Well before spaceflight became a reality, the Smithsonian took a leading role in funding one of America's most important rocket pioneers. In 1916, Robert Goddard wrote to Secretary Charles Greeley Abbot requesting a grant to support his research. The Smithsonian awarded him $5,000 to conduct his first practical experiments in rocketry, and eventually published his classic treatise, A Method of Reaching Extreme Altitudes.
Over the next 50 years, as the technology continued to advance, and as the collection expanded to include artifacts related to rocketry and spaceflight, it became clear that the Museum was entering a new phase. In 1966, President Lyndon Johnson signed a law that changed the name of the National Air Museum to the National Air and Space Museum to memorialize the development of both aviation and spaceflight. The Museum's collection on display expanded to include missiles and rockets, some of which were located outdoors near the Arts and Industries Building in an area that was known as "Rocket Row."
Funding to construct a new building was approved in 1971, and with the location determined: it would be on the National Mall between Fourth and Seventh Streets S.W., the Smithsonian Secretary, C. Dillon Ripley, hired former Apollo 11 astronaut Michael Collins as the National Air and Space Museum's director. Collins would guide the Museum through its construction, hire a team of top-notch professionals, oversee the creation of first-rate exhibits, and launch the Museum's Center for Earth and Planetary Studies. This new division was devoted to active research in analysis of lunar and planetary spacecraft data and the lead center for Earth observations and photography from the Apollo-Soyuz Test Project.
Groundbreaking took place on November 20, 1972 and in early 1975 the awesome task of filling the building with air- and spacecraft began. The goal of opening during America's bicentennial year was met, and the building was inaugurated with great fanfare on July 1, 1976.
The success of the Smithsonian's new National Air and Space Museum exceeded expectations. The five millionth visitor crossed the threshold only six months after opening day. Today, the National Air and Space Museum is one of the most visited museums in the world.
Two days before the 100th anniversary of the Wright brothers' historic 1903 flights, the Museum greeted the second century of flight by opening a spectacular new companion museum. Located on the grounds of Washington Dulles International Airport in Northern Virginia, the Steven F. Udvar-Hazy Center dwarfs the Museum in Washington, DC in size. It displays more than 150 aircraft in its huge Boeing Aviation Hangar and about as many rockets, missiles, satellites, and other spacecraft in its James S. McDonnell Space Hangar , with more artifacts being moved there all the time. The Center houses a new and larger restoration facility, an archives, collections processing unit, conservation laboratory, and collections storage for small objects.
The Flight Continues
The collection that started in 1876 with a group of 20 kites has grown to nearly 60,000 objects.
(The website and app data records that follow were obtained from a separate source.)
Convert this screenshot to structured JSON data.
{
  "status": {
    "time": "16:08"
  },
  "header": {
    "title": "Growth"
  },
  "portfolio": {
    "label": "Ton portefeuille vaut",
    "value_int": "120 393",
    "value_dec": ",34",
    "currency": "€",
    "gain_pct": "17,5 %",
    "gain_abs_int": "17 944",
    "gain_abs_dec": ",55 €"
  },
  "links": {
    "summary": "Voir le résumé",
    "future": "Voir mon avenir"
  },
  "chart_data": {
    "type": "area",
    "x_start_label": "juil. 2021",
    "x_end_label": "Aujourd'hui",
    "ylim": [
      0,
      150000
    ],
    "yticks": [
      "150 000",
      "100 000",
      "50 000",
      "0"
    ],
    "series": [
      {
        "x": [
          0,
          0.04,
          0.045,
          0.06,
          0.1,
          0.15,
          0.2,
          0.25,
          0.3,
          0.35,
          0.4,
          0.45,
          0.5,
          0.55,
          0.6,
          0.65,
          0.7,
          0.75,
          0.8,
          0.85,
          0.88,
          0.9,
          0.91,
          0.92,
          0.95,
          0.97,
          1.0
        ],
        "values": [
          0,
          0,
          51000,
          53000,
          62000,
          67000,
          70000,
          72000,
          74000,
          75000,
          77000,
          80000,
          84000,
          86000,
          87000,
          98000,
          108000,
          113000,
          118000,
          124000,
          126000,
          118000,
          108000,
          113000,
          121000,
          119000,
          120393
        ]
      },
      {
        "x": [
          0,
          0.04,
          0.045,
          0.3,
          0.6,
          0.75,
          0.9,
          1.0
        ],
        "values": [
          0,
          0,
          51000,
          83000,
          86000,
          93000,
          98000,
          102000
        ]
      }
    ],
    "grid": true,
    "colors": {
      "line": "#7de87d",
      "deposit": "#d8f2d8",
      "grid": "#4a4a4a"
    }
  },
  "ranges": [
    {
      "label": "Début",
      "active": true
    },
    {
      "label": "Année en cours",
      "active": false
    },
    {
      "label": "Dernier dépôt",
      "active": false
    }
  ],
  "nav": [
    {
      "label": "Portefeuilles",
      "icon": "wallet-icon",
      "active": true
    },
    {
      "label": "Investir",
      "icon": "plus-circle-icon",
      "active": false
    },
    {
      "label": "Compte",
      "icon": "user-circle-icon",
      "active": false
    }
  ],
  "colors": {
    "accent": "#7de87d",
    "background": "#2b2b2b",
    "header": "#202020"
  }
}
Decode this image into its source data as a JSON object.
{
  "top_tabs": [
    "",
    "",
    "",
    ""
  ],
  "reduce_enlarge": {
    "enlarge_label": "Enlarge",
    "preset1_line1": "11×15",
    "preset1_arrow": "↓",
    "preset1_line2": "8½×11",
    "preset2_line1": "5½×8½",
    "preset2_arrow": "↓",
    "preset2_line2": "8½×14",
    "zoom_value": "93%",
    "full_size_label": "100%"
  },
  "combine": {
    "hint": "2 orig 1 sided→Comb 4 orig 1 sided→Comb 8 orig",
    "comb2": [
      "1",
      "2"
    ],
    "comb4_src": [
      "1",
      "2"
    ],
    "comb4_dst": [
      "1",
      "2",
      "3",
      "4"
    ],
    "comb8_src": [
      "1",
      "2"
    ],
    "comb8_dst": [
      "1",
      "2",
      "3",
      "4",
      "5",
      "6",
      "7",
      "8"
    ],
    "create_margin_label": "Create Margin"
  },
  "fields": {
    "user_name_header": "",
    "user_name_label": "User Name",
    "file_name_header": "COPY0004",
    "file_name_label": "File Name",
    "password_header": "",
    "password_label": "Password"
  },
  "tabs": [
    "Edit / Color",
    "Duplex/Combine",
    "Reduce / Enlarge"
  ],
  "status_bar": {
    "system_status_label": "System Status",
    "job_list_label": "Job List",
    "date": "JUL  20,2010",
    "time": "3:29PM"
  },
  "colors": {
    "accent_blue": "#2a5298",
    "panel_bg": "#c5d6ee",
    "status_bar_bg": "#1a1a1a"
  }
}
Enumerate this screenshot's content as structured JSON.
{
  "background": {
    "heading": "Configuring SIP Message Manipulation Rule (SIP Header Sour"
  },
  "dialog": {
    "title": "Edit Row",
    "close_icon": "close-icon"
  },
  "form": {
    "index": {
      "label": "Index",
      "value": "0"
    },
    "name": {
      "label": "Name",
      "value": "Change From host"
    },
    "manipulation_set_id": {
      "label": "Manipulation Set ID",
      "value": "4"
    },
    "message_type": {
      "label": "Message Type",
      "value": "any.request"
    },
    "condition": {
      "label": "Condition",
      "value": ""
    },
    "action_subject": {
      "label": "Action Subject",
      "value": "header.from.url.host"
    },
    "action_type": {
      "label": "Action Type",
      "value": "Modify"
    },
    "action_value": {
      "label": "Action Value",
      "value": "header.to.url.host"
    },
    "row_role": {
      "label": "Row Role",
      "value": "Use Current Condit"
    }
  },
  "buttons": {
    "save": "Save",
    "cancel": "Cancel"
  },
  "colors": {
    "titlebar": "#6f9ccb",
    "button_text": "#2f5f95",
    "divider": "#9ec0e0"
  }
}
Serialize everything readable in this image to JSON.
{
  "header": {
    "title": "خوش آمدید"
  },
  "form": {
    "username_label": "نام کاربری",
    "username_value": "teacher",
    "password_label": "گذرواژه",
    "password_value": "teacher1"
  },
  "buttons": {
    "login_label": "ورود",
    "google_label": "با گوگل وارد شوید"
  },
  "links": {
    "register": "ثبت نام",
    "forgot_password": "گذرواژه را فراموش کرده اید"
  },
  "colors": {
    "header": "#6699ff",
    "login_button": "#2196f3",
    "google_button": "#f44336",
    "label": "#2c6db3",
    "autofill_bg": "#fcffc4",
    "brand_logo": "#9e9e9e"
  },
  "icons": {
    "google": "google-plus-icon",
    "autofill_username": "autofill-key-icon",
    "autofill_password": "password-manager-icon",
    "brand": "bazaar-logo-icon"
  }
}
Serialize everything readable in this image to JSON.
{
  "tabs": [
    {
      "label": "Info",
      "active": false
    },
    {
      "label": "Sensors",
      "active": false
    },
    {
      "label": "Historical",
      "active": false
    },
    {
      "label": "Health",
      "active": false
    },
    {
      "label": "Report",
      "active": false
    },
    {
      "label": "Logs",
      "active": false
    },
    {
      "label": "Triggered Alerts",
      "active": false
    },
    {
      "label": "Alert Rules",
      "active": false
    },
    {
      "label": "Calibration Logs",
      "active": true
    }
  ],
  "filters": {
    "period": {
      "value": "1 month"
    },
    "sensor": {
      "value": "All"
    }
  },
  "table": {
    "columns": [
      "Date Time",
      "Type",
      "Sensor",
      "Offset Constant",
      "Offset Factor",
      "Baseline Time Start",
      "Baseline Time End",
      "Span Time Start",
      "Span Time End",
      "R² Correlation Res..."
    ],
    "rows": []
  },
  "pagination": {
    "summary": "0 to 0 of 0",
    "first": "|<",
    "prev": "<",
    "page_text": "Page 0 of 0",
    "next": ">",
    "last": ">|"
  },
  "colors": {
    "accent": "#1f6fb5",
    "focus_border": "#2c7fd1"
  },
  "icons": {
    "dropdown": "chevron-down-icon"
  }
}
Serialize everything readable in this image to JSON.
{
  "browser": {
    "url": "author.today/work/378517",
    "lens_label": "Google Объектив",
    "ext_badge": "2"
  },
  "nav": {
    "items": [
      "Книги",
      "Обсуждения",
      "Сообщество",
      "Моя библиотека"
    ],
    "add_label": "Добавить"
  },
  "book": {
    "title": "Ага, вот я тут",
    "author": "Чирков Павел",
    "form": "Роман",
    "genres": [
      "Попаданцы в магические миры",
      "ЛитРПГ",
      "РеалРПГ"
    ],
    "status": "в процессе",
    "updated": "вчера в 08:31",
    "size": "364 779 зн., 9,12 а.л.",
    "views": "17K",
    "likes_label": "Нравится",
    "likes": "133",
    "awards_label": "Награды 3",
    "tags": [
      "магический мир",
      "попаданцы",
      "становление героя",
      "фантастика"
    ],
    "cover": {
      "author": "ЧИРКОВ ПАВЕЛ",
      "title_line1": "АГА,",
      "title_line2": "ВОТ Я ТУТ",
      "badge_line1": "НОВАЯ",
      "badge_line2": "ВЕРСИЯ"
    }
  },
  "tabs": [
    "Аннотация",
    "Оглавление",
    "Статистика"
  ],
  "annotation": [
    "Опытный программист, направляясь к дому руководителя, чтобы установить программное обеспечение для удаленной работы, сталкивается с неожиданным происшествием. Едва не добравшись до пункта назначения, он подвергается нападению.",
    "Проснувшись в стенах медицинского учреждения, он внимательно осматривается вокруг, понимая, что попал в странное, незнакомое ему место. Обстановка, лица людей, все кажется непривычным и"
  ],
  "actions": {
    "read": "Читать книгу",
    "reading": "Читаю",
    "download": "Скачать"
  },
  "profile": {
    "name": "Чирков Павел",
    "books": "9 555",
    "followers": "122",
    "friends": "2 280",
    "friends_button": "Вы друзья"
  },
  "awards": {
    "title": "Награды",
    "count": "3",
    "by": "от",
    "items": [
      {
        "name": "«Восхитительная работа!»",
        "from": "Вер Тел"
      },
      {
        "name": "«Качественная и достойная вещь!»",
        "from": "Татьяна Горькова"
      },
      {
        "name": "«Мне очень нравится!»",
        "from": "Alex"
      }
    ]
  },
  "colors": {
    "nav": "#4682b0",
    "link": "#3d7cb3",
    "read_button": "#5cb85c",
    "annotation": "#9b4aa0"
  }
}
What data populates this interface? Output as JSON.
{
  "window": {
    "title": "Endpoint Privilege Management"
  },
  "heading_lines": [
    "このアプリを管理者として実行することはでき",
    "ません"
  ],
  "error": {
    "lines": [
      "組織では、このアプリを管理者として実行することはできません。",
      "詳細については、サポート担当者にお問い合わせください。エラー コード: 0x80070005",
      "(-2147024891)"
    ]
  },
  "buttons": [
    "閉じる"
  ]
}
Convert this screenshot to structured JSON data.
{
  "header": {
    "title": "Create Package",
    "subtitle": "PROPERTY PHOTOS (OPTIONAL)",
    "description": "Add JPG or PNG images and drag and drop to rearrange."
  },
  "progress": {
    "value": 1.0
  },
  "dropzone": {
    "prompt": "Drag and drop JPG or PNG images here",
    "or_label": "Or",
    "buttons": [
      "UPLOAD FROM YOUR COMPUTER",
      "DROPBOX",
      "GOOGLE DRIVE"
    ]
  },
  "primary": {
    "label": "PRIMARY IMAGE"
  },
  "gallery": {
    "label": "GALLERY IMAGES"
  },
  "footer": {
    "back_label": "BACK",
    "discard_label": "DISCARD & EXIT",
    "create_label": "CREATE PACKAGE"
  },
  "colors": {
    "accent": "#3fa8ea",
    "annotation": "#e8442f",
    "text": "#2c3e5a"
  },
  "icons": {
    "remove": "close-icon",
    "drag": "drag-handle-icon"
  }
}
A large portion of the major objects in the collection are on public display, either at the Museum or on loan to other Institutions around the world. Many more objects remain in storage. The Museum remains the preeminent American institution for memorializing flight, and for collecting, preserving, and presenting aviation and space technology. It also plays a pivotal role in planetary research. Today the Museum's Center for Earth and Planetary Studies has team members on all active missions to Mars (the Mars Exploration Rovers, Mars Reconnaissance Orbiter, Mars Express spacecraft), Mercury (MESSENGER spacecraft), and the Moon (Lunar Reconnaissance Orbiter).
What is to come will be limited only be the imaginations of future generations, many of whom will be inspired by a childhood visit to see the remarkable airplanes and spacecraft at the Smithsonian National Air and Space Museum.